And many are struggling to get staff right now with closed borders preventing the usual flow of workers from overseas.

Mayor Jim Boult, speaking in Melbourne yesterday while on a Destination Queenstown roadshow, says: “I understand the government’s initiative, and everybody is in favour of Kiwis getting jobs.

“However, the very harsh reality is those hoteliers who have been making comments are correct.

“Unfortunately, Kiwis generally aren’t taking those sorts of jobs, and the reality is the industry needs those migrant workers.

“And I’m very fearful of a future without migrant workers, because we won’t have enough staff, and that could lead to lower standards of service.

“I think it’s a major issue facing the district, and I intend taking it up with the government when I get back.”

Hilton general manager Chris Ehmann says every country in the world has migrant labour.

“If you’re living a long time in a developed country, there’s certain positions you don’t really want to do any more.

“You don’t want to do shift work, you don’t want to work in the weekends. It’s not necessarily to do with pay.”

Ehmann says he’s talked to hoteliers who won’t be able to open all their rooms if they can’t get staff.

Republic Hospitality general manager Tracy Pool, who oversees 10 bars and restaurants, says Queenstown couldn’t have had its pre-Covid tourism boom without migrant workers.

She believes the government feels her industry would attract more Kiwis if it paid staff more, “but it’s not about wages, Kiwis just don’t want to do the job”.

She says almost all her company’s staff are paid more than the minimum wage.

“We also have incentives, we give free food, we’ve really bent over backwards to retain them.”

Pool questions whether Kiwis would come to Queenstown to wash dishes.

“It’s not an aspirational job but somebody’s got to do it.

“But you can’t pay someone $25 or $30 [an hour] to clean the dishes, what are you paying the skilled person who’s a chef or a maitre d’?”

At that rate they’d be charging $30 for a burger, she suggests.

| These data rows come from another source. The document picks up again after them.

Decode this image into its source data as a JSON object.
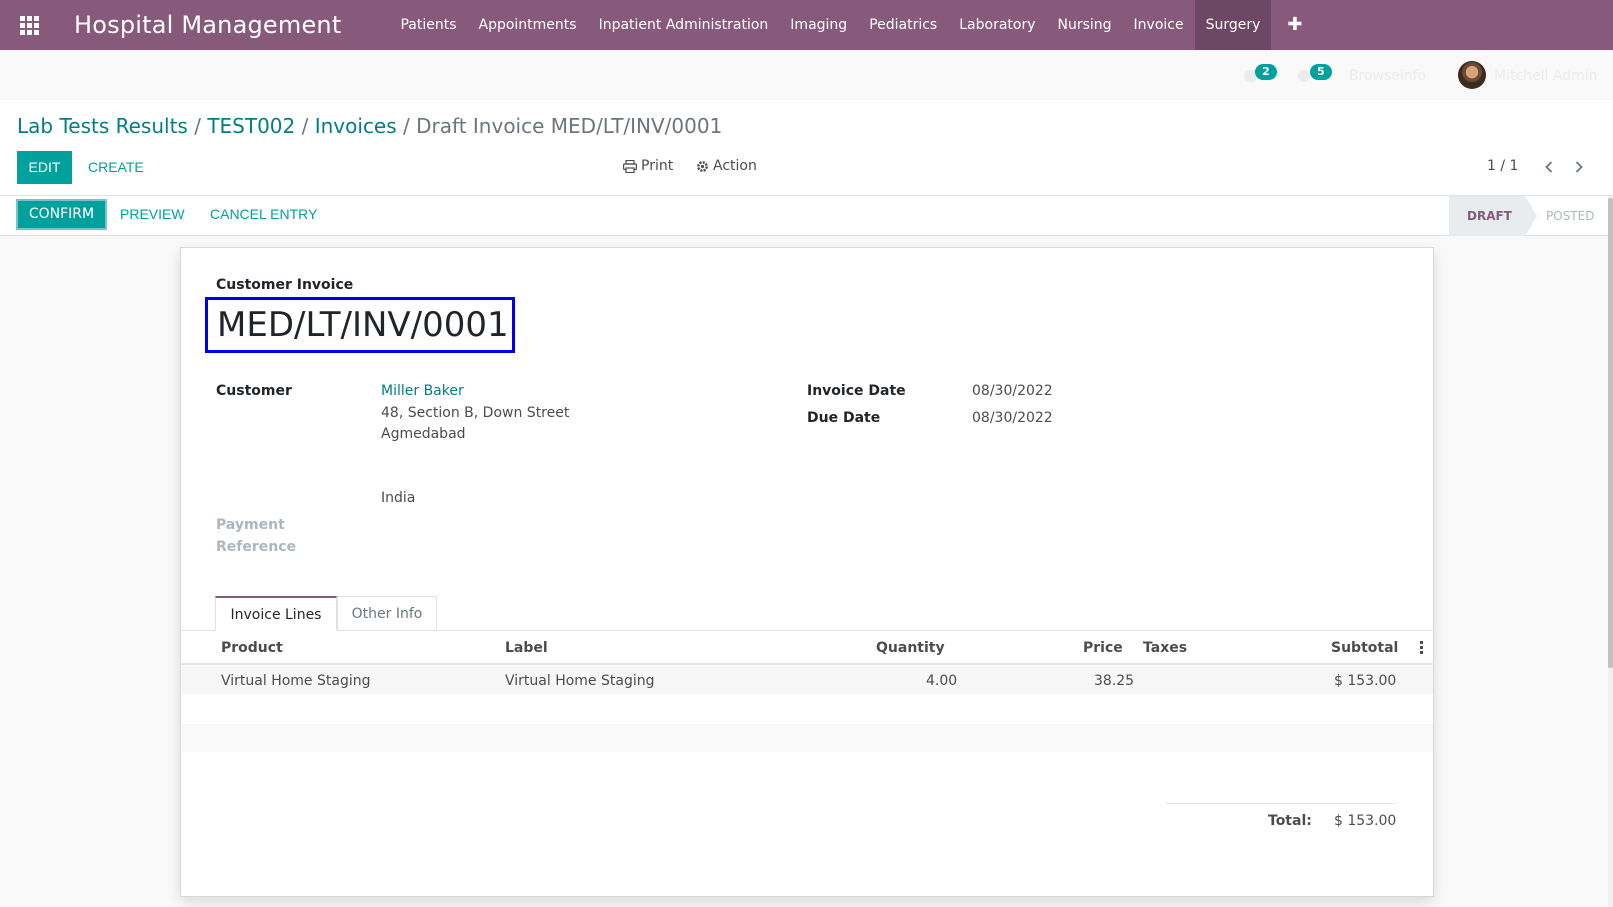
{
  "navbar": {
    "app_title": "Hospital Management",
    "menu": [
      "Patients",
      "Appointments",
      "Inpatient Administration",
      "Imaging",
      "Pediatrics",
      "Laboratory",
      "Nursing",
      "Invoice",
      "Surgery"
    ],
    "active_menu": "Surgery",
    "plus": "✚"
  },
  "systray": {
    "messages_count": "2",
    "activity_count": "5",
    "company": "Browseinfo",
    "user": "Mitchell Admin"
  },
  "breadcrumb": {
    "items": [
      "Lab Tests Results",
      "TEST002",
      "Invoices"
    ],
    "separator": "/",
    "current": "Draft Invoice MED/LT/INV/0001"
  },
  "control": {
    "edit_label": "EDIT",
    "create_label": "CREATE",
    "print_label": "Print",
    "action_label": "Action",
    "pager": "1 / 1"
  },
  "statusbar": {
    "confirm_label": "CONFIRM",
    "preview_label": "PREVIEW",
    "cancel_label": "CANCEL ENTRY",
    "stages": [
      "DRAFT",
      "POSTED"
    ],
    "current_stage": "DRAFT"
  },
  "invoice": {
    "type_label": "Customer Invoice",
    "name": "MED/LT/INV/0001",
    "customer_label": "Customer",
    "customer_name": "Miller Baker",
    "address_line1": "48, Section B, Down Street",
    "address_line2": "Agmedabad",
    "country": "India",
    "payment_ref_label_1": "Payment",
    "payment_ref_label_2": "Reference",
    "invoice_date_label": "Invoice Date",
    "invoice_date": "08/30/2022",
    "due_date_label": "Due Date",
    "due_date": "08/30/2022"
  },
  "tabs": [
    "Invoice Lines",
    "Other Info"
  ],
  "lines": {
    "headers": [
      "Product",
      "Label",
      "Quantity",
      "Price",
      "Taxes",
      "Subtotal"
    ],
    "rows": [
      {
        "product": "Virtual Home Staging",
        "label": "Virtual Home Staging",
        "quantity": "4.00",
        "price": "38.25",
        "taxes": "",
        "subtotal": "$ 153.00"
      }
    ]
  },
  "totals": {
    "total_label": "Total:",
    "total_value": "$ 153.00"
  },
  "colors": {
    "brand": "#875a7b",
    "accent": "#00a09d",
    "link": "#017e84",
    "highlight_border": "#0000ee"
  }
}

Pool points out that not infrequently, a migrant worker will start with a lowly job then, through on-the-job training, work their way up “and eventually get skilled enough they can apply for their residency”.

The prospect of the migrant-worker tap being turned off is “extremely concerning”.

However, a spokesman for Immigration Minister Kris Faafoi says “nobody’s saying the future won’t have migrant employees in it”, referring Mountain Scene to Monday’s speech.

Standing in for Faafoi, Tourism Minister and Economic and Regional Development Minister Stuart Nash said: “Let me be clear, there will still be the need for migrant workers where there are no Kiwis to fill jobs.”

The spokesman says: “It’s not saying migrant workers won’t be an option, it’s just saying where we can, we’re looking to shift the balance and open up opportunities for New Zealanders.

“Now, where sectors can say, ‘look, this is what we’re doing to attract New Zealanders in to jobs and it’s just not working’, it’s reasonable to expect there will be allowances made.”

● Faafoi’s spokesman confirms his office has now received mayor Jim Boult’s invitation for him to visit Queenstown after the mayor re-sent an earlier invite that was apparently lost in the mail.